INSTRUCTIONS TO FOLLOW:
List each line of the data that holds the string "What", please.

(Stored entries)
*** Begin section ***
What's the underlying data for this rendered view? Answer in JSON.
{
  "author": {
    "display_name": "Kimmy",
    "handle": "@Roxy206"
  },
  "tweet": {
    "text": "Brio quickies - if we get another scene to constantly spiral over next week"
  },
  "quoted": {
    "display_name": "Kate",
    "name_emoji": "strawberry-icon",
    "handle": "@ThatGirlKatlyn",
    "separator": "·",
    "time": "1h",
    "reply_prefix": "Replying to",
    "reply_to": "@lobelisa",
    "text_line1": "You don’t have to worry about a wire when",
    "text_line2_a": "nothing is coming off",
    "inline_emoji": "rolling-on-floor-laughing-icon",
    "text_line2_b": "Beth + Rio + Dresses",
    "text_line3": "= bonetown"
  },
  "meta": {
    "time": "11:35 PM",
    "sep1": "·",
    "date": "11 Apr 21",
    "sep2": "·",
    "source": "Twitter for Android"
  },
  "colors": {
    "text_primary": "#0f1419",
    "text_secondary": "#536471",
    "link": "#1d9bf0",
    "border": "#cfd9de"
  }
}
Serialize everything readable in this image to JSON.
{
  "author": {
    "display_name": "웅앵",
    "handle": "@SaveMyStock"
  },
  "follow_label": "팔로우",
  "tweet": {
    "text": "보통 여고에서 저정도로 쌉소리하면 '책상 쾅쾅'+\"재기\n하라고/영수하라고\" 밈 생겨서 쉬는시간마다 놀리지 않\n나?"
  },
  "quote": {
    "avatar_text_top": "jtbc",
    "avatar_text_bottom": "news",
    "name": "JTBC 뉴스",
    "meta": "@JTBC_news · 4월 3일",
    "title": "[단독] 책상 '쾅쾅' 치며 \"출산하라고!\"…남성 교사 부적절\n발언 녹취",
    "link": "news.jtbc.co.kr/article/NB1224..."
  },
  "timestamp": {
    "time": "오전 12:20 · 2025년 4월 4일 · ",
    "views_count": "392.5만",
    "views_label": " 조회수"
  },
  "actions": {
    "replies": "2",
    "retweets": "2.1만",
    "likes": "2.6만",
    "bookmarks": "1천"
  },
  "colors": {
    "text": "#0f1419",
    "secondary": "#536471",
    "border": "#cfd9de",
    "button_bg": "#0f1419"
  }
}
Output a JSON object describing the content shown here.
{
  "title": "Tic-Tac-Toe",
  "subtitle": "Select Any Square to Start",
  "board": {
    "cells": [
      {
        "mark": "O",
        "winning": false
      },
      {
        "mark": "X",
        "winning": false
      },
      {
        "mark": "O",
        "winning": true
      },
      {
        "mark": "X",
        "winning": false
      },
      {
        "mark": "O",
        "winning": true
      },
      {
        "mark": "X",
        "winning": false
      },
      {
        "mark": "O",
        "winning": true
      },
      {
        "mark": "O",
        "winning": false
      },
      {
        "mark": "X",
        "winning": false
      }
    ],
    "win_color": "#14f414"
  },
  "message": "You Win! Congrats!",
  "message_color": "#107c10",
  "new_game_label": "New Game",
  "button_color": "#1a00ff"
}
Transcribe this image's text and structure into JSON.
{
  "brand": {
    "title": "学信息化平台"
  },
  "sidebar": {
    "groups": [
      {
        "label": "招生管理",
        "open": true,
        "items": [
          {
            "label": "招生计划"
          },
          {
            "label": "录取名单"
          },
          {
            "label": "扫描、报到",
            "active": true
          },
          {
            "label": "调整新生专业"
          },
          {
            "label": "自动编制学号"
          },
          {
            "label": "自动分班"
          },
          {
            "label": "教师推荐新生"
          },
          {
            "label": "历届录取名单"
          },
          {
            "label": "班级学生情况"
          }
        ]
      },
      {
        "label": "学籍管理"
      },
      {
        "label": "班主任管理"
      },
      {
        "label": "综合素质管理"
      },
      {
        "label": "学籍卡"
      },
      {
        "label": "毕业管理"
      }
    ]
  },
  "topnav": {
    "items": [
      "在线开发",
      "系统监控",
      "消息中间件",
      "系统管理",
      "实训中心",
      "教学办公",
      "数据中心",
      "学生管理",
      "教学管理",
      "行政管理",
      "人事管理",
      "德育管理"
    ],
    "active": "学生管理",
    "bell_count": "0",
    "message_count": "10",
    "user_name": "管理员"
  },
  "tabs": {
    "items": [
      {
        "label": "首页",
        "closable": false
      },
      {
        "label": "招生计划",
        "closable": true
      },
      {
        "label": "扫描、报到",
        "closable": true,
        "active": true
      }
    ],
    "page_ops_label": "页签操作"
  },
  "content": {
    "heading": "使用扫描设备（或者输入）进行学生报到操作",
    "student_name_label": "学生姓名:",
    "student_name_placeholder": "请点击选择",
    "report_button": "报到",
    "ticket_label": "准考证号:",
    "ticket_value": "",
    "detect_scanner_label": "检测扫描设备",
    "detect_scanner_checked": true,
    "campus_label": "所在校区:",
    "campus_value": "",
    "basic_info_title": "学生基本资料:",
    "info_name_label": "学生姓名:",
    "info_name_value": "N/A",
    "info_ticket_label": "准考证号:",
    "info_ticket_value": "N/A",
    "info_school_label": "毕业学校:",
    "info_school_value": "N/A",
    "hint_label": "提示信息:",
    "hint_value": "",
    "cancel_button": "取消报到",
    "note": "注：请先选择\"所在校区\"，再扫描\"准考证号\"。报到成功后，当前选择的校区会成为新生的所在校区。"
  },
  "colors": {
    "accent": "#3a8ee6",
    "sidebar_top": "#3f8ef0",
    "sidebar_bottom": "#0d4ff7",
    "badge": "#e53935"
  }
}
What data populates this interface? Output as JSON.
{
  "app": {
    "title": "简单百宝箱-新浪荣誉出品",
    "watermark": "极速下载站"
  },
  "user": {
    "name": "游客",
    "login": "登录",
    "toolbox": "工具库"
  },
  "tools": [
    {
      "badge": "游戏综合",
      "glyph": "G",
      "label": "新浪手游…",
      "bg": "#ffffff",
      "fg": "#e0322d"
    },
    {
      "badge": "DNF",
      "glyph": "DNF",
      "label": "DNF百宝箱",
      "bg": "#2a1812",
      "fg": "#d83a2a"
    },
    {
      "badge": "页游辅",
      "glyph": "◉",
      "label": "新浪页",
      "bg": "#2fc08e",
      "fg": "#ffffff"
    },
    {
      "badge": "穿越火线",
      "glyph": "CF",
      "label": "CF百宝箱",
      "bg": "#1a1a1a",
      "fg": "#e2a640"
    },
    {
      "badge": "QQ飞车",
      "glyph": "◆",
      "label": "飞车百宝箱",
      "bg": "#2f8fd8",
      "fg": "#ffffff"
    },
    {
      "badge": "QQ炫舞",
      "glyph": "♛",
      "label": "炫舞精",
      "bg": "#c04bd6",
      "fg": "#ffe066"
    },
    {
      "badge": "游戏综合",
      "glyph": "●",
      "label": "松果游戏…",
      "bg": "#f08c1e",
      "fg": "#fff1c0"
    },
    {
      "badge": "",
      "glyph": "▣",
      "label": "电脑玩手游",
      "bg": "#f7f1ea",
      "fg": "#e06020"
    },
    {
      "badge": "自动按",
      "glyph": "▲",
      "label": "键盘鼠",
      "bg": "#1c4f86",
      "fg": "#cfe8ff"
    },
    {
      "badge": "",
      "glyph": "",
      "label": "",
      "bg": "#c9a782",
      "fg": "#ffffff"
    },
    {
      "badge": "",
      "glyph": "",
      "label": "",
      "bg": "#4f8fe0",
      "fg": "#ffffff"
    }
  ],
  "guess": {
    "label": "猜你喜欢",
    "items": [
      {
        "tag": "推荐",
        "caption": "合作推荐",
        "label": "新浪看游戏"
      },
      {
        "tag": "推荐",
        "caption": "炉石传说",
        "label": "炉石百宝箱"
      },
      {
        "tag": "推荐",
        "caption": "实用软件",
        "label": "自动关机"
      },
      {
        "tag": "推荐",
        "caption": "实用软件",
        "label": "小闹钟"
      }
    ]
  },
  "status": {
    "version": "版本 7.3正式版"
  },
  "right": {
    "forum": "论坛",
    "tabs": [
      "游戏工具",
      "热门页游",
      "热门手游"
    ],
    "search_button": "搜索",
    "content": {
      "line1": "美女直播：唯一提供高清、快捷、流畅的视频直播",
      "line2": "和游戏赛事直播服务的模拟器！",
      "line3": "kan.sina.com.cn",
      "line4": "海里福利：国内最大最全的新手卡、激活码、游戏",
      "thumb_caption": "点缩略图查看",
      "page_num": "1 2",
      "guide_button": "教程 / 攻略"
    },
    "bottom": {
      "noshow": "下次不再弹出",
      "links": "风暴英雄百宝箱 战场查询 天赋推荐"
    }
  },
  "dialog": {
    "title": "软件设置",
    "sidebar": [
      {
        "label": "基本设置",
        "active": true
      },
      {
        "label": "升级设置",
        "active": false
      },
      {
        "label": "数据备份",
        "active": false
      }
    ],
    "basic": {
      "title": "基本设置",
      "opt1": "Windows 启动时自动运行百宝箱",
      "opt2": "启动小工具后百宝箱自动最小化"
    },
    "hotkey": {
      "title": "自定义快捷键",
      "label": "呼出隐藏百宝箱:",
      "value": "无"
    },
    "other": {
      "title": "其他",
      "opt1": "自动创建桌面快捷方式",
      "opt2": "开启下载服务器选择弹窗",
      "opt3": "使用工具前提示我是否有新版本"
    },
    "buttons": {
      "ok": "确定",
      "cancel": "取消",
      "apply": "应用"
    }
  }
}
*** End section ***
RESULT:
What's the underlying data for this rendered view? Answer in JSON.
What data populates this interface? Output as JSON.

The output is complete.